BEGIN MATERIAL FOR THE TASK
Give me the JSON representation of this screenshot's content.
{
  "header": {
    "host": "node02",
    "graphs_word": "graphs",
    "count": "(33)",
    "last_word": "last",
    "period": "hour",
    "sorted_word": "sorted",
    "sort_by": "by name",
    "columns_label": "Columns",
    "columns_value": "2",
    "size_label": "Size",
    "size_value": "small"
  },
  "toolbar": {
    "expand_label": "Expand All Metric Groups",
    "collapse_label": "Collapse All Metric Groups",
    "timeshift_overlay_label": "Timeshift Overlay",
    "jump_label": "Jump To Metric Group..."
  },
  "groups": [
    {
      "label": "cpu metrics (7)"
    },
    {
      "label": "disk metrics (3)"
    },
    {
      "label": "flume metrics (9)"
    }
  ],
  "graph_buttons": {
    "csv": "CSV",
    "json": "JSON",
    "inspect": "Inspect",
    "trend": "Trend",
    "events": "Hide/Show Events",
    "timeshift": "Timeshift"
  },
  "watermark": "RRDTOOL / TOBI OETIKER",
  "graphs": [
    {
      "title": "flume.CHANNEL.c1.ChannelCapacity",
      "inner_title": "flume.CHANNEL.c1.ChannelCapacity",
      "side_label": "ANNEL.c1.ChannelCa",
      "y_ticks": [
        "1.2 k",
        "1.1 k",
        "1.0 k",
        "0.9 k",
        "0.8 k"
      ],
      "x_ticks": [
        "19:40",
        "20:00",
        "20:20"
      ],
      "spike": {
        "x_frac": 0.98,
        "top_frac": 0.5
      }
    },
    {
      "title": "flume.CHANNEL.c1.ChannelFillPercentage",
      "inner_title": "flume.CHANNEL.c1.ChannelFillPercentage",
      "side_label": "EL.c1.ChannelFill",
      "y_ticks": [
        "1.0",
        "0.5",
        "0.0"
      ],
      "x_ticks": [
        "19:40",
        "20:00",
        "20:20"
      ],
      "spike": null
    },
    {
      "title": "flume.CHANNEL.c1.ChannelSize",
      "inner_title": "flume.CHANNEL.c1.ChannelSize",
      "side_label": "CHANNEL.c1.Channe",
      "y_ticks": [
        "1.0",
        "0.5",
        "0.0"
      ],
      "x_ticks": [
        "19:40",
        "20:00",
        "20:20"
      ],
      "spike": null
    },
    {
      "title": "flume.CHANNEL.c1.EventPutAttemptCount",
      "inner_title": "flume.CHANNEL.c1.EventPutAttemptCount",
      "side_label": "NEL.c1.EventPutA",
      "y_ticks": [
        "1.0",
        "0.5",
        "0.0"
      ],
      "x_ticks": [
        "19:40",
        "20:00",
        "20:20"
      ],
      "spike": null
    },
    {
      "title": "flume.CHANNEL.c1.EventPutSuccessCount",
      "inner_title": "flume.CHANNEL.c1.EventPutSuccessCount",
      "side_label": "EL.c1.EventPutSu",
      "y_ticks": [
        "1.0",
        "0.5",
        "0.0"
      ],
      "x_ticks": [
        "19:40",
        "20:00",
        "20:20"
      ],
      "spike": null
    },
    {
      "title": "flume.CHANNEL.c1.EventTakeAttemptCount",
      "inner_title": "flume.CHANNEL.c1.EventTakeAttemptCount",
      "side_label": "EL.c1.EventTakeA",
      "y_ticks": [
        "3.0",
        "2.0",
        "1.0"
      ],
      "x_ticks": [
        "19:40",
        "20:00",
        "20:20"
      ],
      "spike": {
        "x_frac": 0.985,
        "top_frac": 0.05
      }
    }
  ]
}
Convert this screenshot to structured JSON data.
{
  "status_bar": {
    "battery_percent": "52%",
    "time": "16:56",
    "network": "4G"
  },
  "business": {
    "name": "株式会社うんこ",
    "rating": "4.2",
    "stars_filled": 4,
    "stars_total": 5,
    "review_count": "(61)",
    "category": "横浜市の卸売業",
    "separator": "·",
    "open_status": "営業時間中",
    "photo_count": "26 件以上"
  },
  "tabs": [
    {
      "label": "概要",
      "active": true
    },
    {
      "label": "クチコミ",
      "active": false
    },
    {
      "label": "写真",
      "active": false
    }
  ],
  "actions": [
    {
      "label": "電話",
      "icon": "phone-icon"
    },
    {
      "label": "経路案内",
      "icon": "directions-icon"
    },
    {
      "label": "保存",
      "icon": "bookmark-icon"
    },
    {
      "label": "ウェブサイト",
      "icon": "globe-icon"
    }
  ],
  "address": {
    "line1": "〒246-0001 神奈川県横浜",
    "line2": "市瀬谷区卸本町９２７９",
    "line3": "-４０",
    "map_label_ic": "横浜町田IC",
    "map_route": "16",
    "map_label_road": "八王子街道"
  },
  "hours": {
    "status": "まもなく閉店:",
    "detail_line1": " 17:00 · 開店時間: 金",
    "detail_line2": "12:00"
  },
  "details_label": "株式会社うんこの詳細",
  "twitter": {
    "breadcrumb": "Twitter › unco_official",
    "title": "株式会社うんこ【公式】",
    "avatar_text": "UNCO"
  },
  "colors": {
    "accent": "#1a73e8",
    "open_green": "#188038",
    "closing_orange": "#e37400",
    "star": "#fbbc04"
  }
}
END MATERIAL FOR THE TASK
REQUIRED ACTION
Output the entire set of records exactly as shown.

RESULT OF THE TASK
Give me the JSON representation of this screenshot's content.
{
  "header": {
    "host": "node02",
    "graphs_word": "graphs",
    "count": "(33)",
    "last_word": "last",
    "period": "hour",
    "sorted_word": "sorted",
    "sort_by": "by name",
    "columns_label": "Columns",
    "columns_value": "2",
    "size_label": "Size",
    "size_value": "small"
  },
  "toolbar": {
    "expand_label": "Expand All Metric Groups",
    "collapse_label": "Collapse All Metric Groups",
    "timeshift_overlay_label": "Timeshift Overlay",
    "jump_label": "Jump To Metric Group..."
  },
  "groups": [
    {
      "label": "cpu metrics (7)"
    },
    {
      "label": "disk metrics (3)"
    },
    {
      "label": "flume metrics (9)"
    }
  ],
  "graph_buttons": {
    "csv": "CSV",
    "json": "JSON",
    "inspect": "Inspect",
    "trend": "Trend",
    "events": "Hide/Show Events",
    "timeshift": "Timeshift"
  },
  "watermark": "RRDTOOL / TOBI OETIKER",
  "graphs": [
    {
      "title": "flume.CHANNEL.c1.ChannelCapacity",
      "inner_title": "flume.CHANNEL.c1.ChannelCapacity",
      "side_label": "ANNEL.c1.ChannelCa",
      "y_ticks": [
        "1.2 k",
        "1.1 k",
        "1.0 k",
        "0.9 k",
        "0.8 k"
      ],
      "x_ticks": [
        "19:40",
        "20:00",
        "20:20"
      ],
      "spike": {
        "x_frac": 0.98,
        "top_frac": 0.5
      }
    },
    {
      "title": "flume.CHANNEL.c1.ChannelFillPercentage",
      "inner_title": "flume.CHANNEL.c1.ChannelFillPercentage",
      "side_label": "EL.c1.ChannelFill",
      "y_ticks": [
        "1.0",
        "0.5",
        "0.0"
      ],
      "x_ticks": [
        "19:40",
        "20:00",
        "20:20"
      ],
      "spike": null
    },
    {
      "title": "flume.CHANNEL.c1.ChannelSize",
      "inner_title": "flume.CHANNEL.c1.ChannelSize",
      "side_label": "CHANNEL.c1.Channe",
      "y_ticks": [
        "1.0",
        "0.5",
        "0.0"
      ],
      "x_ticks": [
        "19:40",
        "20:00",
        "20:20"
      ],
      "spike": null
    },
    {
      "title": "flume.CHANNEL.c1.EventPutAttemptCount",
      "inner_title": "flume.CHANNEL.c1.EventPutAttemptCount",
      "side_label": "NEL.c1.EventPutA",
      "y_ticks": [
        "1.0",
        "0.5",
        "0.0"
      ],
      "x_ticks": [
        "19:40",
        "20:00",
        "20:20"
      ],
      "spike": null
    },
    {
      "title": "flume.CHANNEL.c1.EventPutSuccessCount",
      "inner_title": "flume.CHANNEL.c1.EventPutSuccessCount",
      "side_label": "EL.c1.EventPutSu",
      "y_ticks": [
        "1.0",
        "0.5",
        "0.0"
      ],
      "x_ticks": [
        "19:40",
        "20:00",
        "20:20"
      ],
      "spike": null
    },
    {
      "title": "flume.CHANNEL.c1.EventTakeAttemptCount",
      "inner_title": "flume.CHANNEL.c1.EventTakeAttemptCount",
      "side_label": "EL.c1.EventTakeA",
      "y_ticks": [
        "3.0",
        "2.0",
        "1.0"
      ],
      "x_ticks": [
        "19:40",
        "20:00",
        "20:20"
      ],
      "spike": {
        "x_frac": 0.985,
        "top_frac": 0.05
      }
    }
  ]
}
Convert this screenshot to structured JSON data.
{
  "status_bar": {
    "battery_percent": "52%",
    "time": "16:56",
    "network": "4G"
  },
  "business": {
    "name": "株式会社うんこ",
    "rating": "4.2",
    "stars_filled": 4,
    "stars_total": 5,
    "review_count": "(61)",
    "category": "横浜市の卸売業",
    "separator": "·",
    "open_status": "営業時間中",
    "photo_count": "26 件以上"
  },
  "tabs": [
    {
      "label": "概要",
      "active": true
    },
    {
      "label": "クチコミ",
      "active": false
    },
    {
      "label": "写真",
      "active": false
    }
  ],
  "actions": [
    {
      "label": "電話",
      "icon": "phone-icon"
    },
    {
      "label": "経路案内",
      "icon": "directions-icon"
    },
    {
      "label": "保存",
      "icon": "bookmark-icon"
    },
    {
      "label": "ウェブサイト",
      "icon": "globe-icon"
    }
  ],
  "address": {
    "line1": "〒246-0001 神奈川県横浜",
    "line2": "市瀬谷区卸本町９２７９",
    "line3": "-４０",
    "map_label_ic": "横浜町田IC",
    "map_route": "16",
    "map_label_road": "八王子街道"
  },
  "hours": {
    "status": "まもなく閉店:",
    "detail_line1": " 17:00 · 開店時間: 金",
    "detail_line2": "12:00"
  },
  "details_label": "株式会社うんこの詳細",
  "twitter": {
    "breadcrumb": "Twitter › unco_official",
    "title": "株式会社うんこ【公式】",
    "avatar_text": "UNCO"
  },
  "colors": {
    "accent": "#1a73e8",
    "open_green": "#188038",
    "closing_orange": "#e37400",
    "star": "#fbbc04"
  }
}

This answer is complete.